When expanding overseas, a university will primarily exploit its brand and the goodwill and reputation that are associated with it, together with its operational knowledge. The university will provide on-going support to enable the local partner to replicate the university’s operations within that local market. Potential partners are attracted by the opportunity to benefit from the university’s reputation and the support provided by the university increase the likelihood that the local operation will be a success.
But why use a licence model?
A university might choose to open a faculty itself but this requires human and capital resources and a university will face challenges, not least due to a lack of local knowledge and access to real estate. By working with a local partner a university can tap into such partner’s own capital resources, management and local knowledge.

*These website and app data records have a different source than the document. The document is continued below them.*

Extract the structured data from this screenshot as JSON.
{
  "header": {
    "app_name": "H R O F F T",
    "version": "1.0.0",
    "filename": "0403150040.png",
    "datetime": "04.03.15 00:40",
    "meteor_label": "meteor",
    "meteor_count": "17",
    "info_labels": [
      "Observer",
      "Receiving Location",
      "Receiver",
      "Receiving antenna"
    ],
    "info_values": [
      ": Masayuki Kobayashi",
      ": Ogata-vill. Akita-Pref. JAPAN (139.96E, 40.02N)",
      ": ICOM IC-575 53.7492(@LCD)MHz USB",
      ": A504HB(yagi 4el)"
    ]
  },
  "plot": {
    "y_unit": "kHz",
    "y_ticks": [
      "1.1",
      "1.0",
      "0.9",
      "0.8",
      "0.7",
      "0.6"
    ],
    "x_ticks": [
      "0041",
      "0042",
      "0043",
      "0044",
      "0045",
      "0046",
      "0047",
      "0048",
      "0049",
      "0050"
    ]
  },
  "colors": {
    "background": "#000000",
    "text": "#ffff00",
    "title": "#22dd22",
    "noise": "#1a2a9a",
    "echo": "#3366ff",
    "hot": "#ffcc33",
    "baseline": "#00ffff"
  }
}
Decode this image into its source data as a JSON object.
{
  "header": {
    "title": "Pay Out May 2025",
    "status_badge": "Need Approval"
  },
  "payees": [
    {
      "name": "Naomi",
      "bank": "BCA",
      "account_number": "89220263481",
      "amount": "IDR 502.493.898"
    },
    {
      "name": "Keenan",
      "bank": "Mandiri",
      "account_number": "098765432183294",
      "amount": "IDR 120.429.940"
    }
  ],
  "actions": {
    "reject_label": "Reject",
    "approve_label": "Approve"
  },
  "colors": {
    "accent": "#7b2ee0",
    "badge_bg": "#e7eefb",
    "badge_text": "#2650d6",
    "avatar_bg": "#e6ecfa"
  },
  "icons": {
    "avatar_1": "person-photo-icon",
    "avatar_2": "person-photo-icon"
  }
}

Done properly, the execution of a university’s international licensing strategy can become a core asset of the university, helping to secure the long term future of the university as a global education brand and hedging the impact of economic risks back home. The need for diverse income streams has never been more apparent than now during the current pandemic.
Rules for success
Whether the expansion is a success will depend on many factors, not least whether the university appoints a commercial, experienced team to plan and execute the expansion.
That team must:
- Conduct an intellectual property audit to identify the intellectual property that will licensed, including the brand, emblem, syllabus, and ensure they are owned by the university or capable of being licensed;
- Protect the brand through appropriate trade mark protection, both within the home market (if not already done) and the target overseas market;
- Establish an appropriate licence or franchise model that addresses the university’s own risk and reward profile;
- Identify suitable partners with appropriate resources and experience;
- Negotiate and complete the licence arrangements;
- Work with the partner to adapt the university’s system for the local market and provide support for the establishment of the local faculty or campus;
- Provide on-going support and monitoring to ensure the local faculty or campus is operated to the required standards.
Given the level of investment and the potential student catchment, it is likely that only one campus or faculty will be opened in a specific region. A typical model would be for the university to grant a direct licence to a partner enabling the partner to set up and operate a campus or faculty under the university brand. This might be achieved through rebranding an existing site or building a bespoke facility.
Of primary importance to the university is protecting its brand, followed closely by ensuring there is a reliable income stream from the partner. Brand protection is achieved through the licence agreement, with suitable governance measures, approval of key appointments, quality controls and exit mechanism should the partner fail to perform to the agreed standard. The university would typically receive a percentage of revenue from the local operator, protected through appropriate targets.
As an alternative, a university might consider adopting a management structure, whereby it grants a local partner, typically a real estate company, the right to establish a campus or faculty, but the university operates the campus or faculty on the partner’s behalf. The partner is responsible for all capital and operational expenses but the university is able to maintain quality because it manages the operation. The university is able to charge an enhanced royalty by virtue of providing the additional management services.
Once the strategy and structure are in place, expanding internationally can be a relatively low risk/high reward venture, and one which over time will generate significant income, with potential to transform the university into a truly global education brand.
David Bond is co-head of commercial and partner at law firm Fieldfisher